**HOW TO COMPLETE THIS TASK:** In the entries below, every line with the string "Financial" is to be reported.

━━━ THE RECORDS

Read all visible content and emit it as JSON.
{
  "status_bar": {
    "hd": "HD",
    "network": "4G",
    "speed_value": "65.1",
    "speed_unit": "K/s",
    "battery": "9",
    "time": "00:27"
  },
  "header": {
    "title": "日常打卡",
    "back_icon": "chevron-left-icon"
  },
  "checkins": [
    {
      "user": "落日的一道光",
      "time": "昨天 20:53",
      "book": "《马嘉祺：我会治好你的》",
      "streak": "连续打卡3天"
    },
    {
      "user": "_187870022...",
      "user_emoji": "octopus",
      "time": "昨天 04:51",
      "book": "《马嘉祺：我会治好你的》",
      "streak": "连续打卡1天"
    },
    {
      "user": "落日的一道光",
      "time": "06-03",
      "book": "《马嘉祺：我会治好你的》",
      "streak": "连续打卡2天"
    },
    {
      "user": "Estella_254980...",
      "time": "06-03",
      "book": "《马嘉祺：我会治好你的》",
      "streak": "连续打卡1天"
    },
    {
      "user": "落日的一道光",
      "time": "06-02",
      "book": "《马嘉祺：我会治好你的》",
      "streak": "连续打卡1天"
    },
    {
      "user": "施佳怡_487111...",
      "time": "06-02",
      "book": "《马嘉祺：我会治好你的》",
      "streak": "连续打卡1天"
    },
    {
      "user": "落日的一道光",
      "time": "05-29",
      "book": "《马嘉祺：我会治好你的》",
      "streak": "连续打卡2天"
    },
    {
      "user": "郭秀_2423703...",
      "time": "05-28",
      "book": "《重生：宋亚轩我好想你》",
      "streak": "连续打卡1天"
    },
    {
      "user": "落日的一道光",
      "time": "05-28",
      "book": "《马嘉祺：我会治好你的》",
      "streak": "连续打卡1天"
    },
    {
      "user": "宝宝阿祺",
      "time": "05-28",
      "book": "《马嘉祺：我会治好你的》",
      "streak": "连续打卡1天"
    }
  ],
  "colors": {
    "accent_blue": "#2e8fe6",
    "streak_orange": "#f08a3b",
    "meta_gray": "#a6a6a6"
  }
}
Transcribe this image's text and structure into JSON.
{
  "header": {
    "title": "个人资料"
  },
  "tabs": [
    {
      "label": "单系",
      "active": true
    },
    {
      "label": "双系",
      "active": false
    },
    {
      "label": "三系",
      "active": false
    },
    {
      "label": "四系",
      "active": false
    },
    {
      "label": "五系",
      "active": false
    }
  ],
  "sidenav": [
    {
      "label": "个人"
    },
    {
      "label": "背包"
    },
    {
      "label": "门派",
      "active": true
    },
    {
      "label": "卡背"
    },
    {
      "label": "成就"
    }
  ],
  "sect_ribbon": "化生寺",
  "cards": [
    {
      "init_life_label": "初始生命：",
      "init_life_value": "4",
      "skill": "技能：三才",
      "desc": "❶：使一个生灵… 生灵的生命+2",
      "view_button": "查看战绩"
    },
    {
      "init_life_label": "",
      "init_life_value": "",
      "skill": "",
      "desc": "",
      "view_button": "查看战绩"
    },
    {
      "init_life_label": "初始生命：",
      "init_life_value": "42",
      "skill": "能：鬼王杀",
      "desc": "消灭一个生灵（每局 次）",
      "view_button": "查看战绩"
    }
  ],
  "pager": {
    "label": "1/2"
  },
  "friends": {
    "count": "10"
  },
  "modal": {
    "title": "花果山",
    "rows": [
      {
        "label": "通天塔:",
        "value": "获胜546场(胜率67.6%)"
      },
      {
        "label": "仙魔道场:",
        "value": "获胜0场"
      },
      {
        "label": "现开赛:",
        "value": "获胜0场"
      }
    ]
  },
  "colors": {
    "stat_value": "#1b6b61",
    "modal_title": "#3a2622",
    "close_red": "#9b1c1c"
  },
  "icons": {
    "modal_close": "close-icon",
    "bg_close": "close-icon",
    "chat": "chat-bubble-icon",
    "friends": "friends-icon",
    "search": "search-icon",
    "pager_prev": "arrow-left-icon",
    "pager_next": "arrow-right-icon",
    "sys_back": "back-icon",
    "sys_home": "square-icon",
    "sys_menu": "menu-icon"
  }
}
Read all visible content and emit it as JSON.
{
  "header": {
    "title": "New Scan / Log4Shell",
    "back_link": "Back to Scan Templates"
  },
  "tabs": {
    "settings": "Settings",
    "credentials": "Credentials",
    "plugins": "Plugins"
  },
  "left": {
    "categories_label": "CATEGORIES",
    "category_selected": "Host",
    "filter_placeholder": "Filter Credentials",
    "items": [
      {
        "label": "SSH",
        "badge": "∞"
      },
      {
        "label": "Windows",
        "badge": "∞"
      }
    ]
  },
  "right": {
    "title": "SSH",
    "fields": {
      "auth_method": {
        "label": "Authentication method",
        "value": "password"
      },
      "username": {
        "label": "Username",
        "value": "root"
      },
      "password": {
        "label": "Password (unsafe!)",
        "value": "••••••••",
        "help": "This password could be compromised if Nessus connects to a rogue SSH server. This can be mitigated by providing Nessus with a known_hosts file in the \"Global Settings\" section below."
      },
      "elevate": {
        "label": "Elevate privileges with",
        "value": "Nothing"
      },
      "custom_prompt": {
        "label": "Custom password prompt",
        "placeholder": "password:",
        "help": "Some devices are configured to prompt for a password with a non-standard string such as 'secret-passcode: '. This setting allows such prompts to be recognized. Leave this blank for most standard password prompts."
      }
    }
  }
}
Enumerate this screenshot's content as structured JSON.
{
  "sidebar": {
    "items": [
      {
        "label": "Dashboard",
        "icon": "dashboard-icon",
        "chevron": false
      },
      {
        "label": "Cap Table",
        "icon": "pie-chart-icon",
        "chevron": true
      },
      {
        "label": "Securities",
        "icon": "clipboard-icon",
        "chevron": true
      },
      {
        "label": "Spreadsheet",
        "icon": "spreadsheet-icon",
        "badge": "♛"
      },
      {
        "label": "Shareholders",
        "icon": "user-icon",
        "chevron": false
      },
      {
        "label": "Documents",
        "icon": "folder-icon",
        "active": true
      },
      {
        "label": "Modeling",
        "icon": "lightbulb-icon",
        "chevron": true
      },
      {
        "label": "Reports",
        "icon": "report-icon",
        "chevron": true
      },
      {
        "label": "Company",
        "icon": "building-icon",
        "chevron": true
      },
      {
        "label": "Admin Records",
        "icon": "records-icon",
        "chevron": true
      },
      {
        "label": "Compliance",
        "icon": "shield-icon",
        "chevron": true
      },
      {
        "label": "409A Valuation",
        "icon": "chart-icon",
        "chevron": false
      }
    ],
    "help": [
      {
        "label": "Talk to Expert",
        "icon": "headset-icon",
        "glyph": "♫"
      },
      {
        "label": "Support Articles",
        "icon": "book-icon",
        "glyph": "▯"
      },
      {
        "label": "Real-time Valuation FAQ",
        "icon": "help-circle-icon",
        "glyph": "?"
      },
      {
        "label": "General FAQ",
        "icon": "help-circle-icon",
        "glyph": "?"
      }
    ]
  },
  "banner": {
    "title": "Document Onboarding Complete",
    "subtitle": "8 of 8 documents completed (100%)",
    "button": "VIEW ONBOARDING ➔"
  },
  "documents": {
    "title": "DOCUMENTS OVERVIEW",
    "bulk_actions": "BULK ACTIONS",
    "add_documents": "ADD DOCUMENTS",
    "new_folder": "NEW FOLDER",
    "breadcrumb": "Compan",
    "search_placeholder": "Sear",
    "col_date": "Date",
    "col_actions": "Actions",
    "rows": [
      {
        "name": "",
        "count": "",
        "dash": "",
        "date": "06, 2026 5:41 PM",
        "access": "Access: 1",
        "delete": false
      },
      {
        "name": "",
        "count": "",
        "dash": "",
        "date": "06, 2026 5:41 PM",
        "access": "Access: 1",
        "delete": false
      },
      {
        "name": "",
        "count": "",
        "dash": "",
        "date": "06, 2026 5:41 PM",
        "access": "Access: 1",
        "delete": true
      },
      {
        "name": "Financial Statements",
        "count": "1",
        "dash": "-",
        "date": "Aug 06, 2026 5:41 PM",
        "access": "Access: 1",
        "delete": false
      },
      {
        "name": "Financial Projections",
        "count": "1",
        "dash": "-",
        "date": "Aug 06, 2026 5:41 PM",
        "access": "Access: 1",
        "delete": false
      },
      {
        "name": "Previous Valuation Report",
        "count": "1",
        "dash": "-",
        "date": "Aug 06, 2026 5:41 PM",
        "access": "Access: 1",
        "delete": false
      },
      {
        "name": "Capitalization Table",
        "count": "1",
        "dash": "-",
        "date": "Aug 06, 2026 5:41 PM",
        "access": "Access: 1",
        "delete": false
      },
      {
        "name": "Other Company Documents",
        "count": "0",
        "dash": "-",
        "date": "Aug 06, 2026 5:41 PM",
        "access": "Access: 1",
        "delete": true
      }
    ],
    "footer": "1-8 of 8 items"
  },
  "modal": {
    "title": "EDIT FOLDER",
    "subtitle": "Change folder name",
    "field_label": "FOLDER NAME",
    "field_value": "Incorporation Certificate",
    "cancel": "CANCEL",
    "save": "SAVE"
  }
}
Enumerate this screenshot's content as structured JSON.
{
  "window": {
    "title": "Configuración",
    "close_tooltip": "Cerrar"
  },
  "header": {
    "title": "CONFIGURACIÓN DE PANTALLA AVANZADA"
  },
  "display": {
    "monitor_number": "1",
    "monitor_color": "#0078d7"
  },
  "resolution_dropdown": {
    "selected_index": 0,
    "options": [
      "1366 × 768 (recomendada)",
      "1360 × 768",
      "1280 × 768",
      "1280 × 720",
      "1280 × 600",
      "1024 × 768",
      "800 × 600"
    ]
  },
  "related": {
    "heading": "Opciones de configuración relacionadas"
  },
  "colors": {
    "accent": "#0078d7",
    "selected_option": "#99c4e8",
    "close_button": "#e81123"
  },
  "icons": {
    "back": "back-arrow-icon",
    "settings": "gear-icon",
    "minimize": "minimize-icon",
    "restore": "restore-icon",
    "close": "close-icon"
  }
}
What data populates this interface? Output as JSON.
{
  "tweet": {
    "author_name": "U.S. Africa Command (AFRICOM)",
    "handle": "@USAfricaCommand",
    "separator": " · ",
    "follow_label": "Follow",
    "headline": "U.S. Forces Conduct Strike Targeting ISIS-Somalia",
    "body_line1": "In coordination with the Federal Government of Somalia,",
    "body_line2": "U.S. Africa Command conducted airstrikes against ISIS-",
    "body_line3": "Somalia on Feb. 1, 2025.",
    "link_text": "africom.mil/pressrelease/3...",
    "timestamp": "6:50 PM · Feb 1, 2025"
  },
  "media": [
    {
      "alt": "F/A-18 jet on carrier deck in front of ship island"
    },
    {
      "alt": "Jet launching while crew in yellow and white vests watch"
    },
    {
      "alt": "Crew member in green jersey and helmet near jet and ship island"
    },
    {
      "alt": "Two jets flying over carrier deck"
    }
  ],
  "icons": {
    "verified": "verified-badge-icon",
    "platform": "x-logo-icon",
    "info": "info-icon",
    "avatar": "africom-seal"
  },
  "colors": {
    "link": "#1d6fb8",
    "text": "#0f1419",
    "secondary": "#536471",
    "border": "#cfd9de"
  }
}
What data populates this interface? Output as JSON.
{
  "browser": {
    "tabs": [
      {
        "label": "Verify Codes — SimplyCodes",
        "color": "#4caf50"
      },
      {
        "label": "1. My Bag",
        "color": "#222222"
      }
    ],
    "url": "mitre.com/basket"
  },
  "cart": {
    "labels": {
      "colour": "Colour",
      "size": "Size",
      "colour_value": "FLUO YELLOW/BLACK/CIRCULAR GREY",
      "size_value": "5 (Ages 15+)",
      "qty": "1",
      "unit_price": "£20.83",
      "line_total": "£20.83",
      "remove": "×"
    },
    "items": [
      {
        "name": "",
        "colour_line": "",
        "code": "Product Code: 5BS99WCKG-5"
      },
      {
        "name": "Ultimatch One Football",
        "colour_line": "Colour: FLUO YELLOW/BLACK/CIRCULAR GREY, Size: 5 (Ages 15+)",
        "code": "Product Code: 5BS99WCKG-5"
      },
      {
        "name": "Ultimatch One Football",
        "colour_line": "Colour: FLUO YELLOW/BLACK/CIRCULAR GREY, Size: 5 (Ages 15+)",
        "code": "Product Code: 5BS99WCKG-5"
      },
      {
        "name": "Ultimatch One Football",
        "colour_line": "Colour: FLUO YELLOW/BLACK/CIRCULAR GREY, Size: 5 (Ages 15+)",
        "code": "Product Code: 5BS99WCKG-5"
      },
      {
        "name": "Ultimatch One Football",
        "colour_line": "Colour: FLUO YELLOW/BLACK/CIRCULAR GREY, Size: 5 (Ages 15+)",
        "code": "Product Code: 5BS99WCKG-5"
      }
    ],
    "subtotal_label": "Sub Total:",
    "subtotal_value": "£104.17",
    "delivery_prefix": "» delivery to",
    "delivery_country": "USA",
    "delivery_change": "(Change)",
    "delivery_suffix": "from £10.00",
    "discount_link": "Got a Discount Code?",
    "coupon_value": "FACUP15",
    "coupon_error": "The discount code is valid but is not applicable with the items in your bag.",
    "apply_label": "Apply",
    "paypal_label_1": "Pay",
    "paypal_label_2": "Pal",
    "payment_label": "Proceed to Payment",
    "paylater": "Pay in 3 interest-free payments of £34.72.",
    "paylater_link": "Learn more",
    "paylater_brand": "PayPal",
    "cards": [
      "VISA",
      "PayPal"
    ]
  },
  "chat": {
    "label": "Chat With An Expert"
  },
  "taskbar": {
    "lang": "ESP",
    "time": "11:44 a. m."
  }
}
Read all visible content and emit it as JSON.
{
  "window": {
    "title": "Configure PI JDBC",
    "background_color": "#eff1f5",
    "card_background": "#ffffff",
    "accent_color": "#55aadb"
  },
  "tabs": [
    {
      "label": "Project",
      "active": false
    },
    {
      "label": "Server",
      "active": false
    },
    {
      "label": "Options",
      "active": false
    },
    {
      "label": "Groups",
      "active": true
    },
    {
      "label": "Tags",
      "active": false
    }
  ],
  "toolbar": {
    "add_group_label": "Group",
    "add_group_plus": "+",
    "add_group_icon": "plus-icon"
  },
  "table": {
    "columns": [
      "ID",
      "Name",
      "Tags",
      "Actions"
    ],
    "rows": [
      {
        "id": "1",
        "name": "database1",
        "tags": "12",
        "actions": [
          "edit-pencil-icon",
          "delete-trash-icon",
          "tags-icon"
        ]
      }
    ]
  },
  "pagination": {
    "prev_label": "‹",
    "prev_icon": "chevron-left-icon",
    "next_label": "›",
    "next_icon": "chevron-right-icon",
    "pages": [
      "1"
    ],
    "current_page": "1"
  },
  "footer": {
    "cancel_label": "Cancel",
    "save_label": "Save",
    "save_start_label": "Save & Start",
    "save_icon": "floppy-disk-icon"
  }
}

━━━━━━

**SOLUTION TO THIS TASK:**
        "name": "Financial Statements",
        "name": "Financial Projections",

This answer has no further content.